With the images removed, reproduce each entry below word for word.
Segment Start: MATERIAL SUPPLIED
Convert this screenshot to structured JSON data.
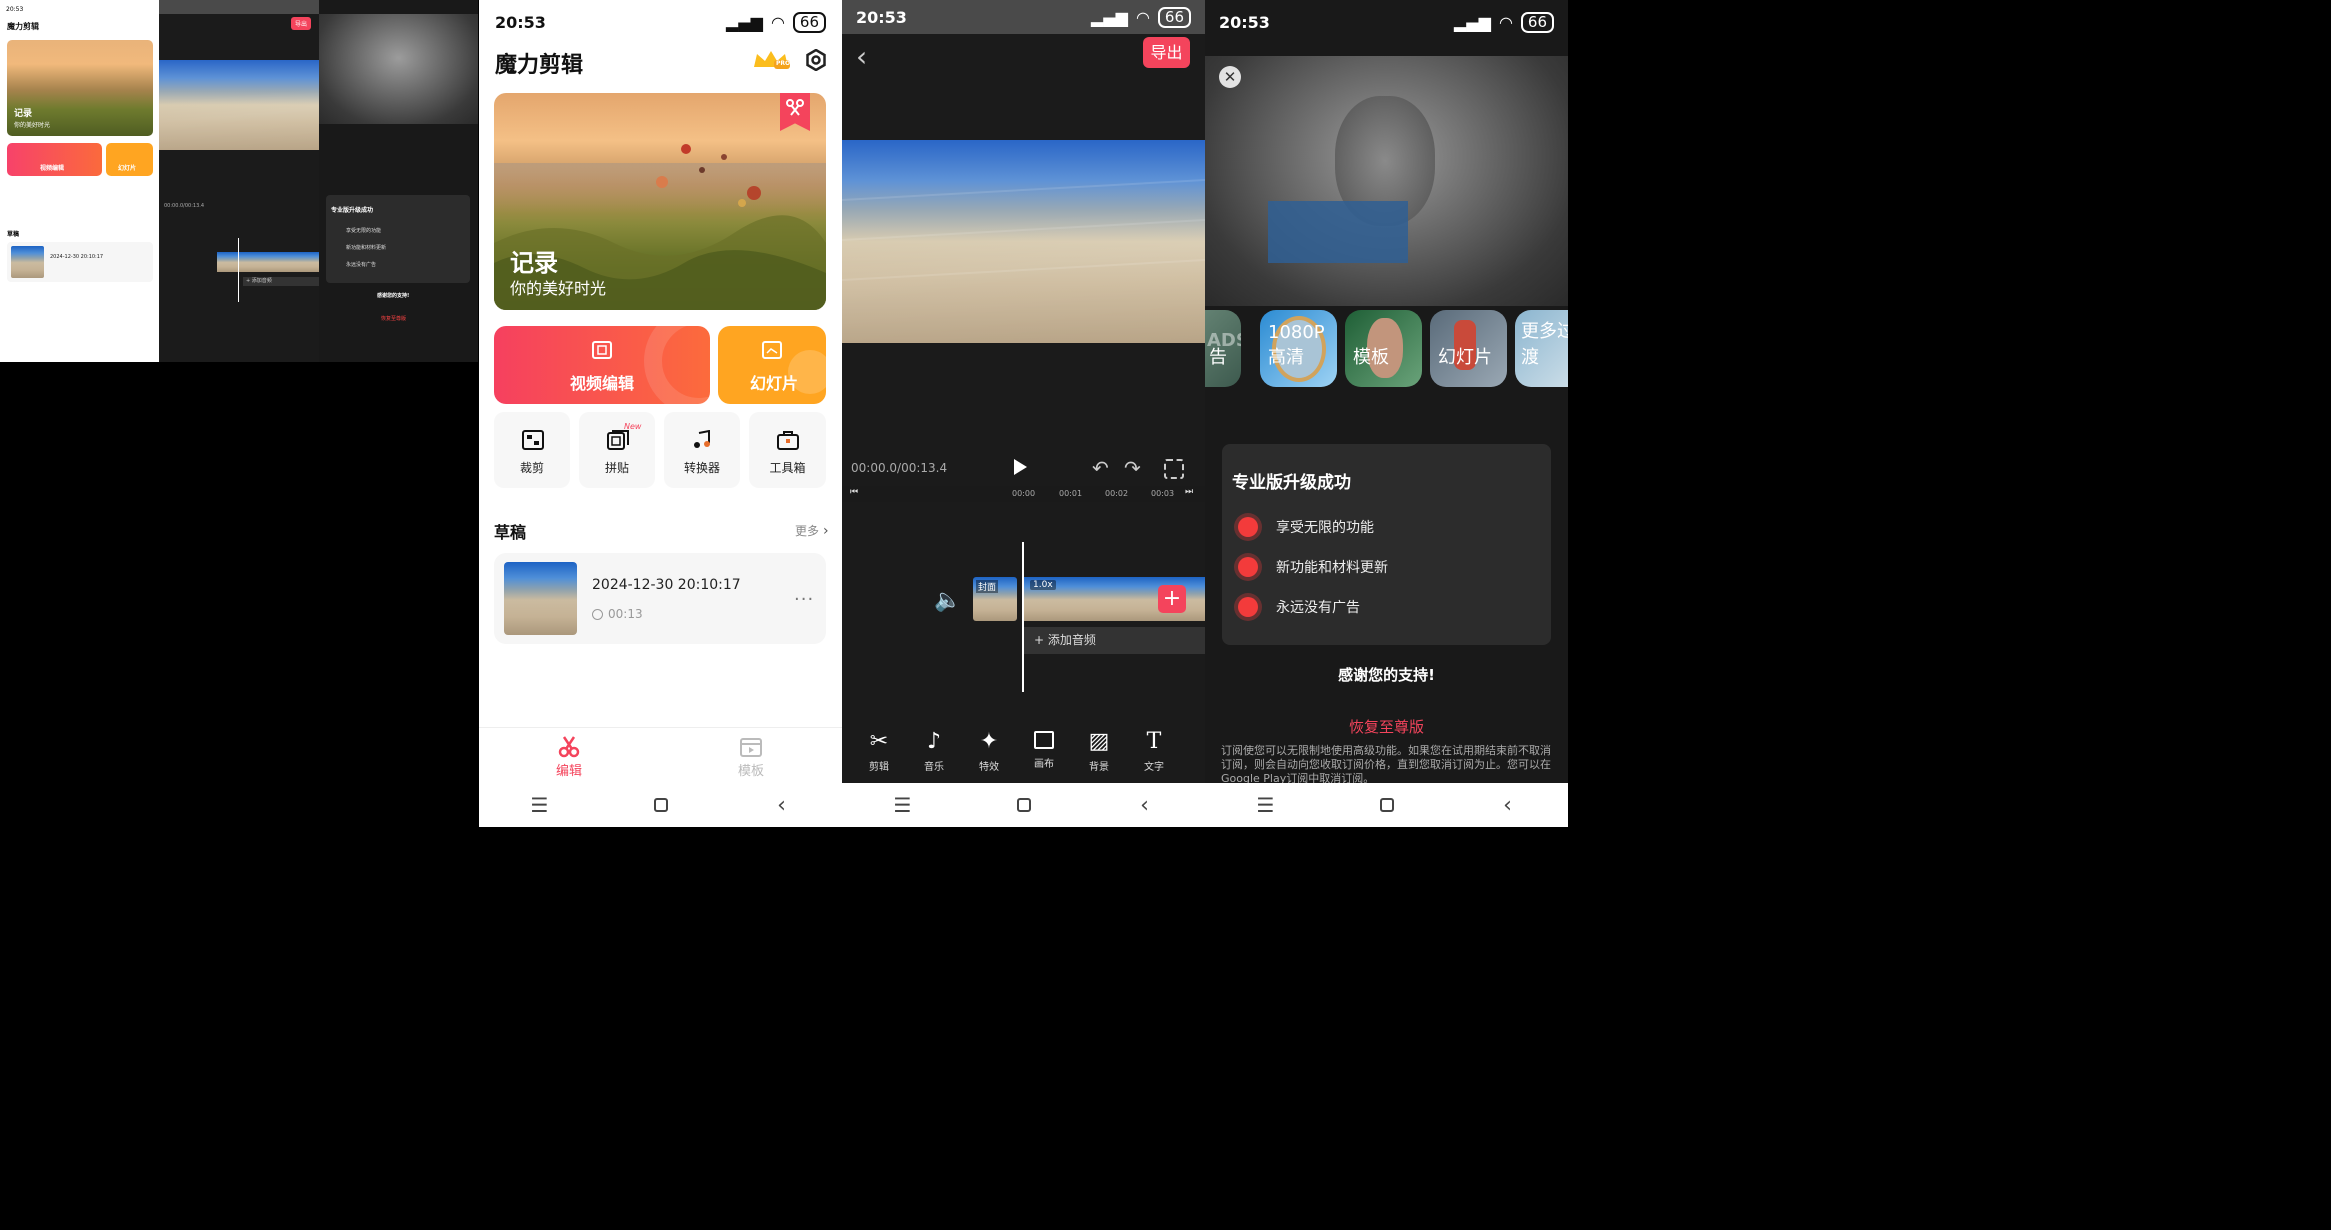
{
  "status": {
    "time": "20:53",
    "battery": "66"
  },
  "home": {
    "title": "魔力剪辑",
    "pro_badge": "PRO",
    "banner": {
      "title": "记录",
      "subtitle": "你的美好时光"
    },
    "actions": {
      "video_edit": "视频编辑",
      "slideshow": "幻灯片"
    },
    "tools": [
      {
        "label": "裁剪",
        "icon": "crop-icon"
      },
      {
        "label": "拼贴",
        "icon": "collage-icon",
        "badge": "New"
      },
      {
        "label": "转换器",
        "icon": "music-convert-icon"
      },
      {
        "label": "工具箱",
        "icon": "toolbox-icon"
      }
    ],
    "drafts": {
      "title": "草稿",
      "more": "更多",
      "item": {
        "date": "2024-12-30 20:10:17",
        "duration": "00:13"
      }
    },
    "tabs": {
      "edit": "编辑",
      "template": "模板"
    }
  },
  "editor": {
    "export": "导出",
    "timecode": "00:00.0/00:13.4",
    "ruler": [
      "00:00",
      "00:01",
      "00:02",
      "00:03"
    ],
    "cover_label": "封面",
    "speed_label": "1.0x",
    "add_audio": "+ 添加音频",
    "toolbar": [
      {
        "label": "剪辑",
        "icon": "scissors-icon"
      },
      {
        "label": "音乐",
        "icon": "music-icon"
      },
      {
        "label": "特效",
        "icon": "effects-icon"
      },
      {
        "label": "画布",
        "icon": "canvas-icon"
      },
      {
        "label": "背景",
        "icon": "background-icon"
      },
      {
        "label": "文字",
        "icon": "text-icon"
      }
    ]
  },
  "pro": {
    "categories": [
      "告",
      "1080P 高清",
      "模板",
      "幻灯片",
      "更多过渡"
    ],
    "ads_watermark": "ADS",
    "card_title": "专业版升级成功",
    "benefits": [
      "享受无限的功能",
      "新功能和材料更新",
      "永远没有广告"
    ],
    "thanks": "感谢您的支持!",
    "restore": "恢复至尊版",
    "legal": "订阅使您可以无限制地使用高级功能。如果您在试用期结束前不取消订阅，则会自动向您收取订阅价格，直到您取消订阅为止。您可以在Google Play订阅中取消订阅。"
  },
  "colors": {
    "accent_red": "#f4445c",
    "accent_orange": "#ffa521",
    "editor_bg": "#1b1b1b"
  }
}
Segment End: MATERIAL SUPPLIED
● **RESPONSE BELOW**:
Convert this screenshot to structured JSON data.
{
  "status": {
    "time": "20:53",
    "battery": "66"
  },
  "home": {
    "title": "魔力剪辑",
    "pro_badge": "PRO",
    "banner": {
      "title": "记录",
      "subtitle": "你的美好时光"
    },
    "actions": {
      "video_edit": "视频编辑",
      "slideshow": "幻灯片"
    },
    "tools": [
      {
        "label": "裁剪",
        "icon": "crop-icon"
      },
      {
        "label": "拼贴",
        "icon": "collage-icon",
        "badge": "New"
      },
      {
        "label": "转换器",
        "icon": "music-convert-icon"
      },
      {
        "label": "工具箱",
        "icon": "toolbox-icon"
      }
    ],
    "drafts": {
      "title": "草稿",
      "more": "更多",
      "item": {
        "date": "2024-12-30 20:10:17",
        "duration": "00:13"
      }
    },
    "tabs": {
      "edit": "编辑",
      "template": "模板"
    }
  },
  "editor": {
    "export": "导出",
    "timecode": "00:00.0/00:13.4",
    "ruler": [
      "00:00",
      "00:01",
      "00:02",
      "00:03"
    ],
    "cover_label": "封面",
    "speed_label": "1.0x",
    "add_audio": "+ 添加音频",
    "toolbar": [
      {
        "label": "剪辑",
        "icon": "scissors-icon"
      },
      {
        "label": "音乐",
        "icon": "music-icon"
      },
      {
        "label": "特效",
        "icon": "effects-icon"
      },
      {
        "label": "画布",
        "icon": "canvas-icon"
      },
      {
        "label": "背景",
        "icon": "background-icon"
      },
      {
        "label": "文字",
        "icon": "text-icon"
      }
    ]
  },
  "pro": {
    "categories": [
      "告",
      "1080P 高清",
      "模板",
      "幻灯片",
      "更多过渡"
    ],
    "ads_watermark": "ADS",
    "card_title": "专业版升级成功",
    "benefits": [
      "享受无限的功能",
      "新功能和材料更新",
      "永远没有广告"
    ],
    "thanks": "感谢您的支持!",
    "restore": "恢复至尊版",
    "legal": "订阅使您可以无限制地使用高级功能。如果您在试用期结束前不取消订阅，则会自动向您收取订阅价格，直到您取消订阅为止。您可以在Google Play订阅中取消订阅。"
  },
  "colors": {
    "accent_red": "#f4445c",
    "accent_orange": "#ffa521",
    "editor_bg": "#1b1b1b"
  }
}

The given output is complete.